April 22, 2015 | by Anthony de Jasay Print

The people gathered to see the emperor, who had magnificent new clothes and would show them off presently. The palace grounds were packed full of courtiers and the simply curious, waiting excitedly. The door opened and the emperor stepped out. Although he was stark naked, the public was breathless with admiration and oohs and ahs. Only a little boy was unimpressed. “But the Emperor has no clothes!” he declared.

It takes only a little acumen to notice that the emperor’s new clothes form a close parallel with Thomas Piketty’s bombshell book Capital in the Twenty-First Century. The book comprises three components. By far the largest is an ambitious account of the quantitative evolution of capital in the main countries of the Western world from the 18th to the 20th century. One may doubt the feasibility of measuring capital, let alone capital in a distant past, but the effort is a herculean feat by a research team led by Sir Anthony Atkinson. This, in itself, at least deserves respect.

The second component is a commentary on this history by Piketty, linking it to his abstract theory. This commentary is plausible while seeking to support the theory, but a different commentary not supporting the theory could be no less plausible. Of two mutually contradictory commentaries, one is not more “true” than the other. As Karl Popper warns in his book The Poverty of Historicism, projecting trends out of data does not make for empirical laws of history — however impressive the data-gathering may be. The sheer weight of the assembled data, however, serves to persuade the lay reading public that the accompanying theory rests on a firm scientific base, or is indeed “proven.”

The third component, a kind of theory of capital, is what Piketty clearly intends to be the heart of the book and his claim to originality. For him, unlike for other theorists of capital and growth, everything originates in the inequality of the rate of growth of total output g and the return on capital r. Although r is durably higher than g, Piketty does not explain why — or, indeed, why capital has any return at all. In any case, capital is almost fully reinvested. The effect of this is that the stock of capital has the same rate of growth as its rate of return. To choose a reasonable estimate from the book’s data, the long-term average return on capital could be 4.5 percent, the rate of growth of capital also 4.5 percent, and the growth of total output 1.5 percent per year. So far so good. Our simplification, which assumes that all return on capital is reinvested, offends reality only negligibly.

From here on, the model proceeds to destroys itself. With r permanently higher than g (with r=4.5 and g=1.5), it will outgrow g inexorably. In our example, the catch-up occurs after 60 years, a medium-term range for Piketty. The catch-up means that all the output in that year is absorbed by the increment in the stock of capital.
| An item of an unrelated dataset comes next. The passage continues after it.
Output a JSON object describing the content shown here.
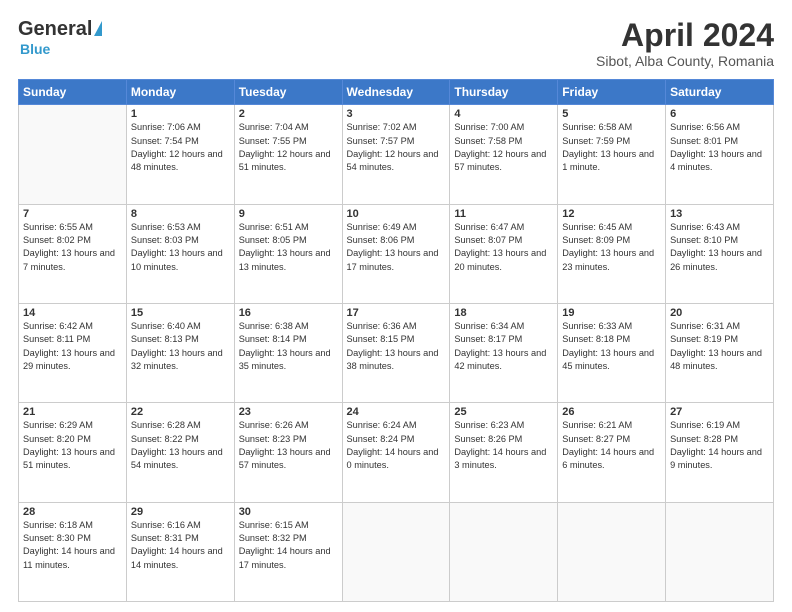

The workers all starve because they are made to produce only tools, machines, vehicles, and building materials, but no consumer goods. After the 60th year of the life of the model, everything stops and all the workers have been devoured by the ogre of capital.

It is strange that Piketty, a mathematician by training, did not immediately see that his model necessarily produces this absurdity. It is even stranger that none of the star-studded economists who reviewed his book (“Nobel material,” as one of his most eminent critics has judged it) seems to have noticed this elementary and decisive mistake. Most of the criticisms, such as they are, introduce qualifications or escape clauses, which all amount to suggesting — without openly saying so — that if the theory were different than the one Piketty presented, it might be correct.

There is, however, more to reject in Piketty’s opus than the fairly obvious blunder of putting both a large and a small exponent, r and g, in the same exponential function and expect them peacefully to coexist. Here, we are dealing with elementary logic and not with method or judgement. Yet a particular method permeates the work and must leave any economist readers ill at ease. Economists may well admit that some people are irrational some or even all the time, yet they build theories in which people purposefully seek to serve their preferences and interests — i.e., they maximize. This is how economics deals with orderly minds whose choices make sense within “incentives and resistances.” In Piketty’s book about the ogre of capital and its victims, however, the objective of maximising a desired result seems to play no role in behavior. Incentives are absent or too well hidden to be perceived.

This absence, felt throughout the book, becomes quite striking when Piketty reaches what his title declares to be his central subject, the 21st century. Albeit with caution and modesty, he makes forecasts about this century with the central feature that economic growth will be slower than at present, and the capital intensity of the economy will just about double. This means that workers will have twice the productive help as before, in terms of equipment and other capital, but will turn it to only half as much productive use. It also means that, despite the manifest failure of additional capital to elicit greater productivity, capitalists will furiously accumulate capital until the capital:output ratio in the 21st century is about twice as high as the average from the 20th. Mercifully, we are not asked to think about how this story would continue in the 22nd century, but it promises to be very strange indeed.